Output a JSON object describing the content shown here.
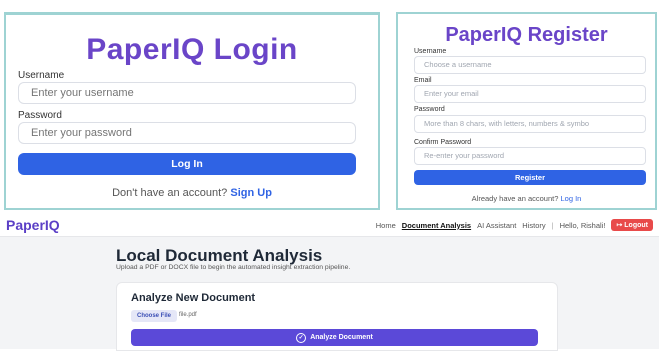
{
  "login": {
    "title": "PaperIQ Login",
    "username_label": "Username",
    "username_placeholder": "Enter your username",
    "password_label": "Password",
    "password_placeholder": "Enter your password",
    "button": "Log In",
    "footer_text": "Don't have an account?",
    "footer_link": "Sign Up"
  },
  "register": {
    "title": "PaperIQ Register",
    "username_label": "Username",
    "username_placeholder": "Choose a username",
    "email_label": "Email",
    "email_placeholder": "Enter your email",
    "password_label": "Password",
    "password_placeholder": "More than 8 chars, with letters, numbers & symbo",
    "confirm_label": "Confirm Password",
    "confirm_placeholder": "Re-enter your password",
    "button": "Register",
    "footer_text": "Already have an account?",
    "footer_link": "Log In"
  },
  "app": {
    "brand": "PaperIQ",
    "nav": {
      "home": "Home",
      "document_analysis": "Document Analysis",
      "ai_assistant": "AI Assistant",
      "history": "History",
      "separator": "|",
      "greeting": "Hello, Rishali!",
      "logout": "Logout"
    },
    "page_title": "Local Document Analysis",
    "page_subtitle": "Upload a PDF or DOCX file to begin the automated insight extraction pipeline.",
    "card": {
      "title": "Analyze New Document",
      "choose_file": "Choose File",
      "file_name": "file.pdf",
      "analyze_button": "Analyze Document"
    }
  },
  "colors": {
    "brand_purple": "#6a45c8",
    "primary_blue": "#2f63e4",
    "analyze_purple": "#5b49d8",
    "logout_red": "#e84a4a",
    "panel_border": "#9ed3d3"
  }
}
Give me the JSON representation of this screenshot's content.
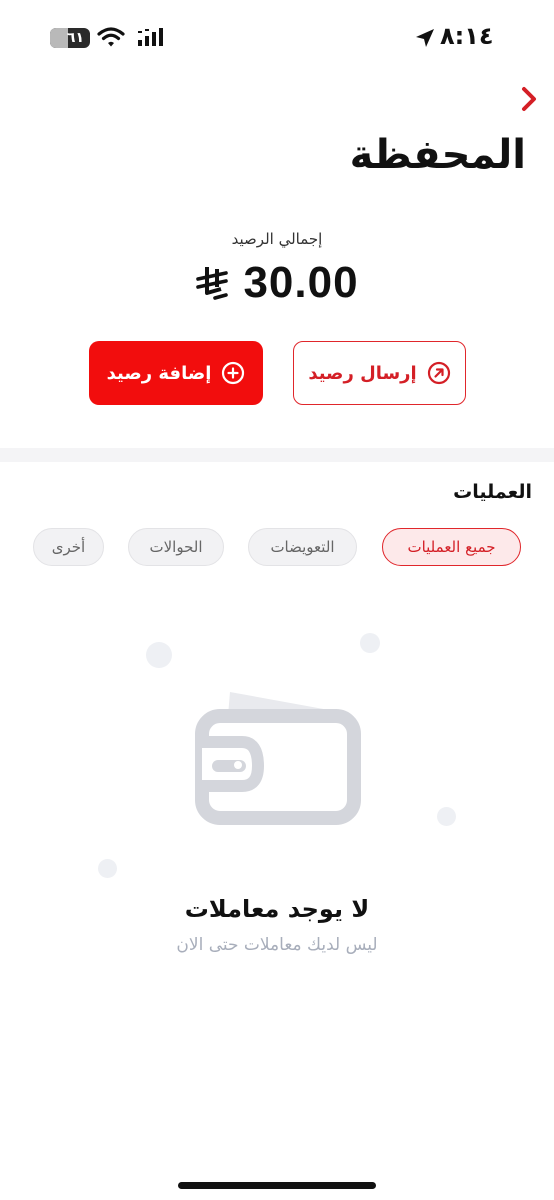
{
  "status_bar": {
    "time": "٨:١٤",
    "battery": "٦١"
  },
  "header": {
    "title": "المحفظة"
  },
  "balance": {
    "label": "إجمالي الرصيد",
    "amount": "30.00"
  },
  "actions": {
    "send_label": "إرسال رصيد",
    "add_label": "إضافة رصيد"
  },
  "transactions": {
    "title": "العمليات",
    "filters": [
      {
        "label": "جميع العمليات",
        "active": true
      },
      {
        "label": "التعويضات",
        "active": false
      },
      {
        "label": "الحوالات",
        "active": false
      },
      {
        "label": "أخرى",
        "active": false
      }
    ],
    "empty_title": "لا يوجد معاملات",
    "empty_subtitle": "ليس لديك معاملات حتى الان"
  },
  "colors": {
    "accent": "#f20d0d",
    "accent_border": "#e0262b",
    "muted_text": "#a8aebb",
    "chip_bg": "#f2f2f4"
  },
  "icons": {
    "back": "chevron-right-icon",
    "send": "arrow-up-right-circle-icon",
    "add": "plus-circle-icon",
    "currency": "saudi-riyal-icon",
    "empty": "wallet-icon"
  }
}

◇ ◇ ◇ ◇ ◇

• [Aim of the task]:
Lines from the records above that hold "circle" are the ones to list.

• [Written solution]:
    "send": "arrow-up-right-circle-icon",
    "add": "plus-circle-icon",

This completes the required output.